The microscopic cellular characteristics of the tumor are usually reported from the analysis of tissue taken from a biopsy or surgery. A pathology report usually contains a description of cell type and grade. The most common colon cancer cell type is adenocarcinoma (98% of cases). Other, rarer types include lymphoma and squamous cell carcinoma.
TREATMENTS FOR COLON CANCER
Cancer treatment depends on the type of cancer, the stage of the cancer (how much it has spread), age, health status, and additional personal characteristics. There is no single treatment for cancer, but the most common options for colon cancer are surgery, chemotherapy, and radiation therapy.
Treatments seek to remove the cancer and/or relieve painful symptoms that the cancer is causing.
Surgery to remove part of or the entire colon is called colectomy. During colectomy, a surgeon will remove the part of the colon containing the cancer as well as the marginal area close to the cancer.
Also, nearby lymph nodes are also usually removed. Depending on the extent of the colectomy, the healthy portion of the colon will either be reattached to the rectum or attached to an opening in the wall of the abdomen called a stoma. This latter option is called a colostomy, and waste will exit the body through the stoma into a colostomy bag, instead of exiting through the rectum.
In addition to invasive surgeries like colectomy, doctors can remove some small, localized cancers using endoscopy.
Laparoscopic surgery (using several small incisions in the abdomen) may also be an option to remove larger polyps.
Palliative surgery might also be employed to relieve symptoms for cancers that are advanced or untreatable. This type of surgery will try to relieve blockage of the colon or to inhibit other conditions to relieve pain, bleeding, and other symptoms.
Chemotherapy utilizes chemicals that interfere with the cell division process - damaging proteins or DNA - so that cancer cells will become damaged and die. These treatments target any rapidly dividing cells (not necessarily just cancer cells), but normal cells can usually recover from any chemical-induced damage, while cancer cells cannot.
Chemotherapy is generally used to treat cancer that has spread or metastasized because the medicines travel throughout the entire body. Treatment occurs in cycles so the body has time to heal between doses. However, there are still common side effects such as hair loss, nausea, fatigue, and vomiting. Combination therapies often include multiple types of chemotherapy or chemotherapy combined with other treatment options.
One large-scale study has shown that daily low-dose aspirin improves the survival of patients with certain gastrointestinal cancers, such as colon cancer. While the mechanism is not well understood and aspirin's role in prevention has not been well studied, this information provides another possible adjunctive treatment option.
Radiation treatment, also known as radiotherapy, destroys cancer by focusing high-energy rays on the cancer cells.
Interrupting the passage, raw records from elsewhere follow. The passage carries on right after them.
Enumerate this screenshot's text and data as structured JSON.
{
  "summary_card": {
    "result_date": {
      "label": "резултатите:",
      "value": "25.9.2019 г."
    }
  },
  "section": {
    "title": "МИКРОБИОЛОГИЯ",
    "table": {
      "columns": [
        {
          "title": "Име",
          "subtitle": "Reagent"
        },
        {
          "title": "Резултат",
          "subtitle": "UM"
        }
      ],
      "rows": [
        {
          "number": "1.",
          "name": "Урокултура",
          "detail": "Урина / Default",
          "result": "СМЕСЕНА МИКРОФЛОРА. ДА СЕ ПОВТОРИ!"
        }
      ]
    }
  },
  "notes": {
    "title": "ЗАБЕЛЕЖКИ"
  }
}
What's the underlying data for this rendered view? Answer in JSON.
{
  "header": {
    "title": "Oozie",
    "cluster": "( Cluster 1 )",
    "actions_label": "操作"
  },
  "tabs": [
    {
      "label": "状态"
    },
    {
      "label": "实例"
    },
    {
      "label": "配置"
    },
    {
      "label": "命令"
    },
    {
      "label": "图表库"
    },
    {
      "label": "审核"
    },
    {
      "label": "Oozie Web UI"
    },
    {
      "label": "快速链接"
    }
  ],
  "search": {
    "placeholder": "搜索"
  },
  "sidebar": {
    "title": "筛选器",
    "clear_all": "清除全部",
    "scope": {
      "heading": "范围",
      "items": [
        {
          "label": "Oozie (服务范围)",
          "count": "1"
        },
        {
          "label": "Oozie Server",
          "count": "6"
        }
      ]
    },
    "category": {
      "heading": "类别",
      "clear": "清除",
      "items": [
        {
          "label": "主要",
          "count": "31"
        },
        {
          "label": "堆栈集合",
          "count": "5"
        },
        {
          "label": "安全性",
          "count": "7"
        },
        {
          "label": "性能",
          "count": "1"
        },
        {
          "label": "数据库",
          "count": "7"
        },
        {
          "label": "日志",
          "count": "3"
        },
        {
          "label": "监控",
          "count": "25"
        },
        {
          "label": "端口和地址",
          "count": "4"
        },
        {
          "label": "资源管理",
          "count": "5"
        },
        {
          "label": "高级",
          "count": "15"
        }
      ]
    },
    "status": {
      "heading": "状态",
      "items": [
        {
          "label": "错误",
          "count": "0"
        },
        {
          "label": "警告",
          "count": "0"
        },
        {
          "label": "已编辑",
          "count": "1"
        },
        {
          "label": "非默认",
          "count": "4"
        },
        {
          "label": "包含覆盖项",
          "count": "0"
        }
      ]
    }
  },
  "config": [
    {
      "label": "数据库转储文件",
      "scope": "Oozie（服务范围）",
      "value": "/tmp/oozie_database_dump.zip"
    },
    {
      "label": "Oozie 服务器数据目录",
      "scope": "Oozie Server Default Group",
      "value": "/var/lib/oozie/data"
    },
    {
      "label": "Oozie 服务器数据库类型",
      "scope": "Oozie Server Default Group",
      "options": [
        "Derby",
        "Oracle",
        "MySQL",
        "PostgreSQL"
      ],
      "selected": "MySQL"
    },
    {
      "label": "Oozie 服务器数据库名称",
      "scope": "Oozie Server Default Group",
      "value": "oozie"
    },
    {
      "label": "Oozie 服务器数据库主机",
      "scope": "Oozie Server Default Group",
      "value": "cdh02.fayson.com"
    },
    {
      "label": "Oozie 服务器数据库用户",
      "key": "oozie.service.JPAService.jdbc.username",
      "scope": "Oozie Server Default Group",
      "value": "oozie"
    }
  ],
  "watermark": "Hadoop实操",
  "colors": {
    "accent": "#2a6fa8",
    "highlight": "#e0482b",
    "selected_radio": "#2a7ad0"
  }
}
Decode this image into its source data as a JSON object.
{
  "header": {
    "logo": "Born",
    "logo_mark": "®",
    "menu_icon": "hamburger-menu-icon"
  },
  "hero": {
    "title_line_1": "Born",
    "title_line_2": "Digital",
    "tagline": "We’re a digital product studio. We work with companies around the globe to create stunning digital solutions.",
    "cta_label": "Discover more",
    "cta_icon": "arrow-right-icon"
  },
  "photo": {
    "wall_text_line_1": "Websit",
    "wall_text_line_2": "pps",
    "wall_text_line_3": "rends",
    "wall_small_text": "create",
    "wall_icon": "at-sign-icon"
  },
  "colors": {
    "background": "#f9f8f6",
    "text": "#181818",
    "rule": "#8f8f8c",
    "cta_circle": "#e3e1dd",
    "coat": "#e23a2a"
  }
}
This causes damage to the molecules that make up the cancer cells and leads them to die.
Radiotherapy uses high-energy gamma-rays that are emitted from metals such as radium or high-energy x-rays. Radiotherapy can be used as a standalone treatment to shrink a tumor or destroy cancer cells; it is also used in combination with other cancer treatments.
Radiation treatments are not often used for early stage colon cancers, but may be employed if early stage rectal cancer has penetrated the wall of the rectum or traveled to nearby lymph nodes.
Side effects of radiation therapy may include mild skin changes resembling sunburn or suntan, nausea, vomiting, diarrhea, and fatigue. Patients also tend to lose their appetites and have trouble maintaining weight, but most side effects subside a few weeks after completing treatment.